These entries are to be retyped in full, word for word.

Web page and app entries
+++++

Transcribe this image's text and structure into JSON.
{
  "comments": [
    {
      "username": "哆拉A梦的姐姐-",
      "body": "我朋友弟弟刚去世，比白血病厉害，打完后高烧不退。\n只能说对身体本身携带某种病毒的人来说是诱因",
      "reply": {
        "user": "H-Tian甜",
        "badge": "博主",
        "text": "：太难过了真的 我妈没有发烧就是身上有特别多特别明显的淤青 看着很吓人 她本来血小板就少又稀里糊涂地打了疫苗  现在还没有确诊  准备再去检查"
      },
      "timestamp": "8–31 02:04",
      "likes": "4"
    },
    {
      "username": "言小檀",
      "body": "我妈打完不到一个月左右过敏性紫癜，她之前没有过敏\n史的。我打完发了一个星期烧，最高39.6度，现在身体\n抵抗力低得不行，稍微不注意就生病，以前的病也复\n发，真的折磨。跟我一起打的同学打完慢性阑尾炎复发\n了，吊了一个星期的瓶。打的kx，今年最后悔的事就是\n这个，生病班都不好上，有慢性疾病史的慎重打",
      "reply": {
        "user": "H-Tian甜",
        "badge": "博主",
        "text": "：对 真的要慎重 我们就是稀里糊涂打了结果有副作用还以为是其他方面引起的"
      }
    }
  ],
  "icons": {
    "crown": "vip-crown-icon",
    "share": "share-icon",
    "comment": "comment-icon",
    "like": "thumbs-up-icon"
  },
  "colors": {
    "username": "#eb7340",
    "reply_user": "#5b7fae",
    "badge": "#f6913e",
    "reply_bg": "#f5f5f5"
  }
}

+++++

▸ **Result of this task**:
Transcribe this image's text and structure into JSON.
{
  "comments": [
    {
      "username": "哆拉A梦的姐姐-",
      "body": "我朋友弟弟刚去世，比白血病厉害，打完后高烧不退。\n只能说对身体本身携带某种病毒的人来说是诱因",
      "reply": {
        "user": "H-Tian甜",
        "badge": "博主",
        "text": "：太难过了真的 我妈没有发烧就是身上有特别多特别明显的淤青 看着很吓人 她本来血小板就少又稀里糊涂地打了疫苗  现在还没有确诊  准备再去检查"
      },
      "timestamp": "8–31 02:04",
      "likes": "4"
    },
    {
      "username": "言小檀",
      "body": "我妈打完不到一个月左右过敏性紫癜，她之前没有过敏\n史的。我打完发了一个星期烧，最高39.6度，现在身体\n抵抗力低得不行，稍微不注意就生病，以前的病也复\n发，真的折磨。跟我一起打的同学打完慢性阑尾炎复发\n了，吊了一个星期的瓶。打的kx，今年最后悔的事就是\n这个，生病班都不好上，有慢性疾病史的慎重打",
      "reply": {
        "user": "H-Tian甜",
        "badge": "博主",
        "text": "：对 真的要慎重 我们就是稀里糊涂打了结果有副作用还以为是其他方面引起的"
      }
    }
  ],
  "icons": {
    "crown": "vip-crown-icon",
    "share": "share-icon",
    "comment": "comment-icon",
    "like": "thumbs-up-icon"
  },
  "colors": {
    "username": "#eb7340",
    "reply_user": "#5b7fae",
    "badge": "#f6913e",
    "reply_bg": "#f5f5f5"
  }
}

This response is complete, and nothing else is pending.